Monday, January 9, 2012

iPad Fiddlers

I was delighted to receive the very generous gift of an iPad from my daughter this Christmas. I wanted one primarily to store sheet music. One of the women in the women's fiddle group I play with already had one. She plays the tin whistle, so it is a little easier for her to position the iPad close enough for her to see it when she plays, but it is, I have found, quite possible to use a iPad for cello music too.

So, I walked into the women's fiddle group this past Saturday, with my new iPad (still very few songs in my sheet musica library, and not yet ready to play from it,) I was amazed to see three other women with iPads--and actually using them!

I haven't seen anyone locally using the iPad for classical music, but the fiddleers have really embraced it. In part, this is because, I think, that fiddle tunes are short and more easily viewed on an iPad than more complex classsical musc, and because there is an abundance of online fiddle music libraries already formatted for iPad. Fewer for cello--I have to transpose a lot of the fiddle music for cello or otherwise convert the music to PDF.

The Borromeo String Quartet uses laptop computers to store and play from their sheet music, but such use of digital devices is still apparently rare in the classical world.

I am currently using a program called Scorecerer to store PDF files. It also allows you to ddfingerings, bowings, and other markings, just as you might with a pencil, except you mark with your finger. There are some other programs I might also try, but for now, I think I need to focus on getting my music into PDF files so I can actually use this wonderful little device in sessions.

Friday, January 6, 2012

Orchestra Music

It was nice to get back to orchestra this week, though the music is challenging. We (the cello section) received an e-mail the day before the rehearsal with fingerings for Samuel Barber's "Adagio for Strings." It is in five flats, with bass, tenor, and treble clef--goes up to a high G flat, but only briefly. The rest remains more playable, no higher than a high D, thumb-positiony.

After going over it a bit, myself, in orchestra, and with my teacher today, I think that it is going to be as horrendous as I though it would be.

It is, at least, adagio. The hard part might be remember which clef I am in.

Here is a fine version of the piece, conducted by Mstislav Rostropovich:

There are eight other pieces, all with their own challenges.

I am very happy to be playing Bach's Fugue in G Minor (the Lesser), which I used to play with my flute quartet. Playing it fast enough will be the issue.

We are also playing "The Stars and Stripes Forever," which I know well from playing it on flute every week in the summer during our Town Band concerts. It is fun taking the lower part for a change.

Our pops tune is Andrew Lloyd Webber's "Symphonic Reflections," a medley of Jesus Christ Superstar, Don't Cry for Me Argentina, King Herod's Song, and Memory. That one seems pretty doable.

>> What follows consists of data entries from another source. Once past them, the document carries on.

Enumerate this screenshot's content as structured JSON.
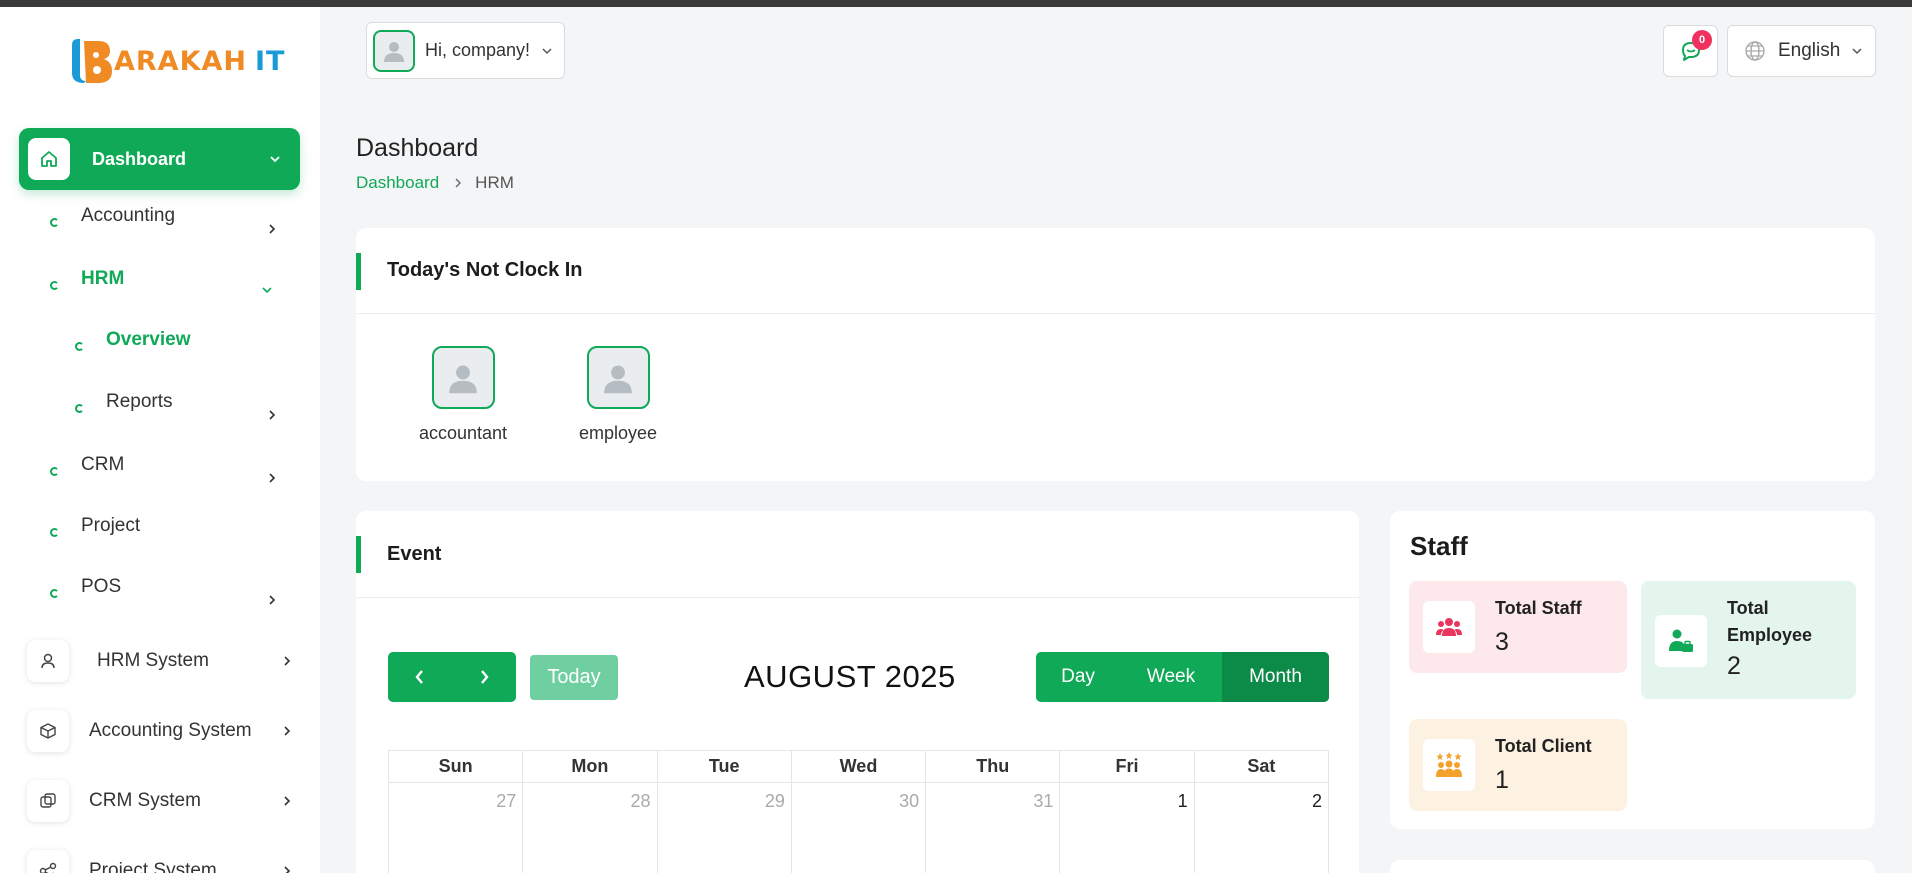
{
  "brand": {
    "name": "ARAKAH",
    "suffix": "IT"
  },
  "header": {
    "greeting": "Hi, company!",
    "notification_count": "0",
    "language": "English"
  },
  "sidebar": {
    "dashboard": "Dashboard",
    "sub": {
      "accounting": "Accounting",
      "hrm": "HRM",
      "overview": "Overview",
      "reports": "Reports",
      "crm": "CRM",
      "project": "Project",
      "pos": "POS"
    },
    "systems": {
      "hrm": "HRM System",
      "accounting": "Accounting System",
      "crm": "CRM System",
      "project": "Project System"
    }
  },
  "page": {
    "title": "Dashboard",
    "breadcrumb": [
      "Dashboard",
      "HRM"
    ]
  },
  "not_clock_in": {
    "title": "Today's Not Clock In",
    "employees": [
      "accountant",
      "employee"
    ]
  },
  "event": {
    "title": "Event",
    "today_label": "Today",
    "month_title": "AUGUST 2025",
    "views": [
      "Day",
      "Week",
      "Month"
    ],
    "active_view": "Month",
    "weekdays": [
      "Sun",
      "Mon",
      "Tue",
      "Wed",
      "Thu",
      "Fri",
      "Sat"
    ],
    "first_week": [
      "27",
      "28",
      "29",
      "30",
      "31",
      "1",
      "2"
    ]
  },
  "staff": {
    "title": "Staff",
    "total_staff_label": "Total Staff",
    "total_staff": "3",
    "total_employee_label": "Total Employee",
    "total_employee": "2",
    "total_client_label": "Total Client",
    "total_client": "1"
  },
  "colors": {
    "accent": "#10a957",
    "badge": "#f0305f",
    "brand_orange": "#f08a24",
    "brand_blue": "#1a9ad6"
  }
}
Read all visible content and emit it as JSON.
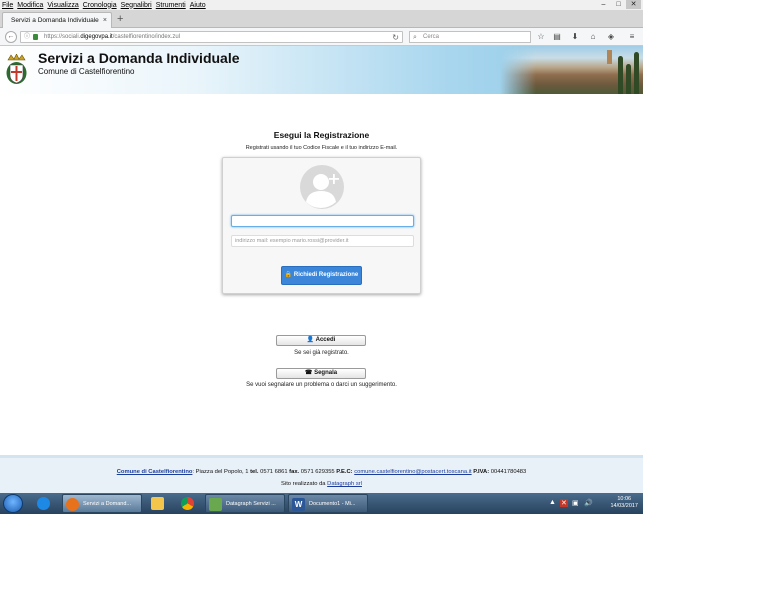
{
  "menubar": {
    "items": [
      "File",
      "Modifica",
      "Visualizza",
      "Cronologia",
      "Segnalibri",
      "Strumenti",
      "Aiuto"
    ],
    "window_controls": [
      "–",
      "□",
      "✕"
    ]
  },
  "tabs": [
    {
      "title": "Servizi a Domanda Individuale",
      "close": "×"
    }
  ],
  "new_tab": "+",
  "navbar": {
    "back": "←",
    "url_prefix": "https://sociali.",
    "url_domain": "digegovpa.it",
    "url_path": "/castelfiorentino/index.zul",
    "reload": "↻",
    "search_placeholder": "Cerca",
    "search_icon": "⌕",
    "toolbar_icons": [
      "☆",
      "▤",
      "⬇",
      "⌂",
      "◈",
      "≡"
    ]
  },
  "header": {
    "title": "Servizi a Domanda Individuale",
    "subtitle": "Comune di Castelfiorentino"
  },
  "registration": {
    "title": "Esegui la Registrazione",
    "description": "Registrati usando il tuo Codice Fiscale e il tuo indirizzo E-mail.",
    "cf_value": "",
    "email_placeholder": "indirizzo mail: esempio mario.rossi@provider.it",
    "request_button": "🔒 Richiedi Registrazione"
  },
  "actions": {
    "login_button": "👤 Accedi",
    "login_note": "Se sei già registrato.",
    "report_button": "☎ Segnala",
    "report_note": "Se vuoi segnalare un problema o darci un suggerimento."
  },
  "footer": {
    "comune_link": "Comune di Castelfiorentino",
    "address": ": Piazza del Popolo, 1",
    "tel_label": "tel.",
    "tel": "0571 6861",
    "fax_label": "fax.",
    "fax": "0571 629355",
    "pec_label": "P.E.C:",
    "pec": "comune.castelfiorentino@postacert.toscana.it",
    "piva_label": "P.IVA:",
    "piva": "00441780483",
    "credit_prefix": "Sito realizzato da",
    "credit_link": "Datagraph srl"
  },
  "taskbar": {
    "windows": [
      {
        "label": "Servizi a Domand...",
        "active": true,
        "color": "#e8721c"
      },
      {
        "label": "Datagraph Servizi ...",
        "active": false,
        "color": "#6aa84f"
      },
      {
        "label": "Documento1 - Mi...",
        "active": false,
        "color": "#2b5797"
      }
    ],
    "pinned": [
      {
        "name": "internet-explorer",
        "color": "#1e88e5"
      },
      {
        "name": "file-explorer",
        "color": "#f3c64b"
      },
      {
        "name": "chrome",
        "color": "#db4437"
      }
    ],
    "clock_time": "10:06",
    "clock_date": "14/03/2017",
    "tray_icons": [
      "▲",
      "✕",
      "▣",
      "🔊"
    ]
  }
}
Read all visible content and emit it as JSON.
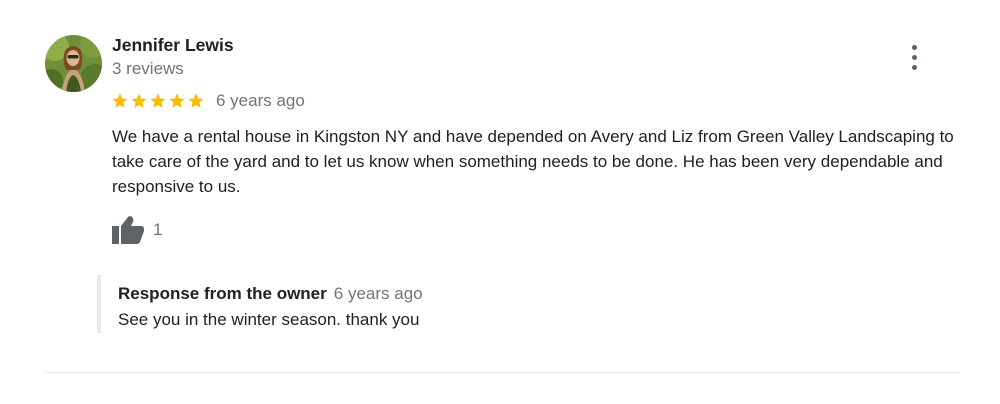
{
  "reviewer": {
    "name": "Jennifer Lewis",
    "review_count": "3 reviews",
    "avatar_icon": "reviewer-photo"
  },
  "review": {
    "rating": 5,
    "rating_max": 5,
    "date": "6 years ago",
    "text": "We have a rental house in Kingston NY and have depended on Avery and Liz from Green Valley Landscaping to take care of the yard and to let us know when something needs to be done. He has been very dependable and responsive to us.",
    "likes": "1",
    "like_icon": "thumbs-up-icon",
    "menu_icon": "more-vert-icon"
  },
  "owner_response": {
    "label": "Response from the owner",
    "date": "6 years ago",
    "text": "See you in the winter season. thank you"
  },
  "colors": {
    "star": "#fbbc04",
    "secondary_text": "#70757a",
    "primary_text": "#202124",
    "icon": "#5f6368",
    "divider": "#e8eaed"
  }
}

Unfamiliar to me is "Tatarian Dances" by Elena Roussanova Lucas. We don't have much in the way of melody, but I really like these dances.

"Band of Brothers" by Michael Kamen has an unrelenting section of triplets that will require some focused playing, and counting.

We are also playing "Variations on a Theme by Handel," by Maurice Whitney, "Legend" by Merle Isaac, "Poem Symphonique 'Les Preludes,'" by Franz Liszt.

It will keep us busy for a while.

Sunday, January 1, 2012

Cello Resolution!

I am in my 12th year as an adult beginner. Sometime I think I am making excellent progress and am clearly an adult intermediate! Other times, such as when I record myself, I am distressed at the sound I make, Not music at all. Funny how the ear seems to correct pitches and rhythms and emotive content when one is listening to oneself play; yet the ear is not tricked by a recording. Yikes. Suddenly one can really hear how one sounds.

At least this is the case for me. But, something about the cello pulls me onward. A good practice session makes me think, yes, I can do this. The trouble is that the good practice sessions are not so frequent as they ought to be.

So, here is my simple resolution for the new year, bright, hopeful 2012: to practice every day, even those jam-packed days when work consumes my every waking minute.

I want to improve pitch, vibrato, dynamics, and musicality.

Orchestra starts this week, and I want to, for once, feel really confident of my playing. This means more time spent on practicing the pieces than I have in the past.

Fiddle music is ongoing, and I want to improve my ability to play by ear, to increase my repertoire of fiddle tunes (by memory/ear) by one a month. My favorite fiddle tunes for cello are still those by Abby Newton.

I hope to play cello duets or trios with others this year, depending on everyone's busy schedules.

Finally, I need to spend more time on scales and etudes. I know they are important, but I tend to skip over them to quickly.

I started on the resolution early, since I had the time off around the holidays. I have now practiced 2 hours a day for four days in a row. I don't expect to be able to continue that, but, as they say, even 10 minutes on those busy days is better than skipping a day.

Happy New Year to all!